Washington D.C., June 27, 2017–Myanmar authorities should immediately release three journalists arrested in northern Shan state yesterday on accusations of unlawful association after they covered an event organized by an armed ethnic group that is banned by authorities, the Committee to Protect Journalists said today.
Myanmar’s military arrested Aye Naing and Pyae Phone Naing from the Democratic Voice of Burma news agency, and Thein Zaw, a reporter for The Irrawaddy media group, according to the Office of the Commander-in-Chief of the Armed Forces. The journalists were arrested alongside four other people as they returned from covering a drug-burning ceremony arranged by the Ta’ang Liberation Army, an outlawed armed ethnic group, according to reports. The event was held as part of the U.N.’s International Day Against Drug Abuse and Illicit Trafficking, according to reports.
The military plans to charge the journalists under the 1908 Unlawful Associations Act, according to Zaw Htay, a spokesperson for the president’s office who cited an unnamed military official. Zaw Htay told Reuters the journalists are detained by the military but will be transferred to police custody. If convicted, they could face up to three years in prison.
“Aye Niang, Pyae Phone Naing, and Thein Zaw should be immediately freed and allowed to carry on with their work as journalists,” said CPJ Asia Program Coordinator Steven Butler. “Using the archaic Unlawful Associations Act to incarcerate journalists is an affront to democracy in Myanmar.”
Editors from the Democratic Voice of Burma and The Irrawaddy said they had lost contact with their reporters and did not know where they were being held. “We are worried for the safety of our journalists,” Khin Maung Soe, a multimedia editor for the Democratic Voice of Burma, told reporters.
CPJ has campaigned for a repeal of the Unlawful Associations Act, which has long been used by Myanmar’s military to restrict reporters’ activities. The law criminalizes contact with groups deemed to pose a threat to national security and in the past was used to prevent contact with media groups operating in exile.

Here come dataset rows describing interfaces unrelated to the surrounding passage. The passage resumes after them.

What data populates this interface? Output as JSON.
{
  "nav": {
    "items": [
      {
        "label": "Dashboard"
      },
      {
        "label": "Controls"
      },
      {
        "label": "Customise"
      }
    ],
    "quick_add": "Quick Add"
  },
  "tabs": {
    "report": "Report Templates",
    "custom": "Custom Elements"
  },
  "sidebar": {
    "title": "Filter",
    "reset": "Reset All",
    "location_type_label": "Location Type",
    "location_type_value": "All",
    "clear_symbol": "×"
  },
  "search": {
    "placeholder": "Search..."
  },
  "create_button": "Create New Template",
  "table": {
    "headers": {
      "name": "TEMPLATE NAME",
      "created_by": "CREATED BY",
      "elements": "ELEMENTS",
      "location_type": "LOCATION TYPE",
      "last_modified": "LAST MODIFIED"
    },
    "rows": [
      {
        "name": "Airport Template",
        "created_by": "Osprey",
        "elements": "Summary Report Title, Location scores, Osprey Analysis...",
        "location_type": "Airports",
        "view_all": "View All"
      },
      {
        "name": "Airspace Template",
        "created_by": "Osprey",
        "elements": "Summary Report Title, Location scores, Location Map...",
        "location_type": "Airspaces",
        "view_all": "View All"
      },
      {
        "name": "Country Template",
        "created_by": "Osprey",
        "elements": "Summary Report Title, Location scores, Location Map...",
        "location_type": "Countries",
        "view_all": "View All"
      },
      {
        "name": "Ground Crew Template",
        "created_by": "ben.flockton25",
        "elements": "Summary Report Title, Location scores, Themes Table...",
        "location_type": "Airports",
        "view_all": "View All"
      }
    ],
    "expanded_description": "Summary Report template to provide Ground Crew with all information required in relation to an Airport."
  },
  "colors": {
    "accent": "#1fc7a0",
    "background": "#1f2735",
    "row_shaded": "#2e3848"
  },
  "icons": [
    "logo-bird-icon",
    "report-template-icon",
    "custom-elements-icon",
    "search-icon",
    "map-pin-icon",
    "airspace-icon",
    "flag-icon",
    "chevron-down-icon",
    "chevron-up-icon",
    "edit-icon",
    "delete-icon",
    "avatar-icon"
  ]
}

In October 2014, CPJ documented how the act was used to justify the detention of Aung Kyaw Naing, a journalist popularly known as Par Gyi who was accused of belonging to an insurgent group while covering hostilities near the township of Kyaikmayaw. Par Gyi was later shot and killed in military custody. Two soldiers were acquitted of his death during a secret military trial, according to reports. During a mission to the Myanmar capital of Naypyidaw earlier this month, a delegation of CPJ representatives met Niang’s widow, Than Dar, who says she continues to press for justice.
CPJ also pressed the government in meetings in Naypyidaw for a swift repeal of section 66(d) of the Telecommunications Act, which has been used to imprison journalists without trial under vaguely defined defamation charges.